[Problem description] Print all the data, keeping every line exactly as it is.

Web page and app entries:
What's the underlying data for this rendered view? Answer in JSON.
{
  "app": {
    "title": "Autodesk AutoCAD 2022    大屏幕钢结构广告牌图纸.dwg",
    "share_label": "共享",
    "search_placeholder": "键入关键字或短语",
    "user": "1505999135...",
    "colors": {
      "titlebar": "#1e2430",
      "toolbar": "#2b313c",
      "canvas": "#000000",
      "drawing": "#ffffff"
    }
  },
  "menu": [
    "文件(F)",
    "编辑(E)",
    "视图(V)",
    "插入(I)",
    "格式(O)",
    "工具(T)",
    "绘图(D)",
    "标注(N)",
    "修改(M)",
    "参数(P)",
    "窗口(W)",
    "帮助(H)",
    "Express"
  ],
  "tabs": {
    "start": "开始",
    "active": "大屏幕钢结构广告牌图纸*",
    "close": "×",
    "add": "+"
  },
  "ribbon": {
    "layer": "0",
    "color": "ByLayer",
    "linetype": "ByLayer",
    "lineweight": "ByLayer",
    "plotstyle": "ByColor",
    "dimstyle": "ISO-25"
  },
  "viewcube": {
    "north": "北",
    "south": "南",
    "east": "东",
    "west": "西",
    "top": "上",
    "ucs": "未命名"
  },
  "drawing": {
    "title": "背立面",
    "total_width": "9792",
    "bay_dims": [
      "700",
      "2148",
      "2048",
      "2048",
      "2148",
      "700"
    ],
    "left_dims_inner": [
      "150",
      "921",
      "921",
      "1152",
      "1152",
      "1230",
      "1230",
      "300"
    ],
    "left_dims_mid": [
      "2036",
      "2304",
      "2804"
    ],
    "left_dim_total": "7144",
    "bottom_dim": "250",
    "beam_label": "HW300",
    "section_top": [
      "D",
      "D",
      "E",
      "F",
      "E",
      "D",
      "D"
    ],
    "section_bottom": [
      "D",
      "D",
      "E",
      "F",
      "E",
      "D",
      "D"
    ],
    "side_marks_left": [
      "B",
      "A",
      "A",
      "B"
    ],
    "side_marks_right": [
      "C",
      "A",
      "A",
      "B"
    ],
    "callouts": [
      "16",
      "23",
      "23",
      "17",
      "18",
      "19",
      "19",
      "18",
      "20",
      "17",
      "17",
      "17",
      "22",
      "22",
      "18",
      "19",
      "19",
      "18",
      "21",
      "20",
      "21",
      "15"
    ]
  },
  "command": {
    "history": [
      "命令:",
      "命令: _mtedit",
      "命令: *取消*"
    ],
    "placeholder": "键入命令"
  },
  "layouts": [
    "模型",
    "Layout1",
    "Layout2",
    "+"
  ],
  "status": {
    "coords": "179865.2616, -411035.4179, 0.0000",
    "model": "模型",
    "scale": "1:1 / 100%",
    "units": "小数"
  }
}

[Task solution]
What's the underlying data for this rendered view? Answer in JSON.
{
  "app": {
    "title": "Autodesk AutoCAD 2022    大屏幕钢结构广告牌图纸.dwg",
    "share_label": "共享",
    "search_placeholder": "键入关键字或短语",
    "user": "1505999135...",
    "colors": {
      "titlebar": "#1e2430",
      "toolbar": "#2b313c",
      "canvas": "#000000",
      "drawing": "#ffffff"
    }
  },
  "menu": [
    "文件(F)",
    "编辑(E)",
    "视图(V)",
    "插入(I)",
    "格式(O)",
    "工具(T)",
    "绘图(D)",
    "标注(N)",
    "修改(M)",
    "参数(P)",
    "窗口(W)",
    "帮助(H)",
    "Express"
  ],
  "tabs": {
    "start": "开始",
    "active": "大屏幕钢结构广告牌图纸*",
    "close": "×",
    "add": "+"
  },
  "ribbon": {
    "layer": "0",
    "color": "ByLayer",
    "linetype": "ByLayer",
    "lineweight": "ByLayer",
    "plotstyle": "ByColor",
    "dimstyle": "ISO-25"
  },
  "viewcube": {
    "north": "北",
    "south": "南",
    "east": "东",
    "west": "西",
    "top": "上",
    "ucs": "未命名"
  },
  "drawing": {
    "title": "背立面",
    "total_width": "9792",
    "bay_dims": [
      "700",
      "2148",
      "2048",
      "2048",
      "2148",
      "700"
    ],
    "left_dims_inner": [
      "150",
      "921",
      "921",
      "1152",
      "1152",
      "1230",
      "1230",
      "300"
    ],
    "left_dims_mid": [
      "2036",
      "2304",
      "2804"
    ],
    "left_dim_total": "7144",
    "bottom_dim": "250",
    "beam_label": "HW300",
    "section_top": [
      "D",
      "D",
      "E",
      "F",
      "E",
      "D",
      "D"
    ],
    "section_bottom": [
      "D",
      "D",
      "E",
      "F",
      "E",
      "D",
      "D"
    ],
    "side_marks_left": [
      "B",
      "A",
      "A",
      "B"
    ],
    "side_marks_right": [
      "C",
      "A",
      "A",
      "B"
    ],
    "callouts": [
      "16",
      "23",
      "23",
      "17",
      "18",
      "19",
      "19",
      "18",
      "20",
      "17",
      "17",
      "17",
      "22",
      "22",
      "18",
      "19",
      "19",
      "18",
      "21",
      "20",
      "21",
      "15"
    ]
  },
  "command": {
    "history": [
      "命令:",
      "命令: _mtedit",
      "命令: *取消*"
    ],
    "placeholder": "键入命令"
  },
  "layouts": [
    "模型",
    "Layout1",
    "Layout2",
    "+"
  ],
  "status": {
    "coords": "179865.2616, -411035.4179, 0.0000",
    "model": "模型",
    "scale": "1:1 / 100%",
    "units": "小数"
  }
}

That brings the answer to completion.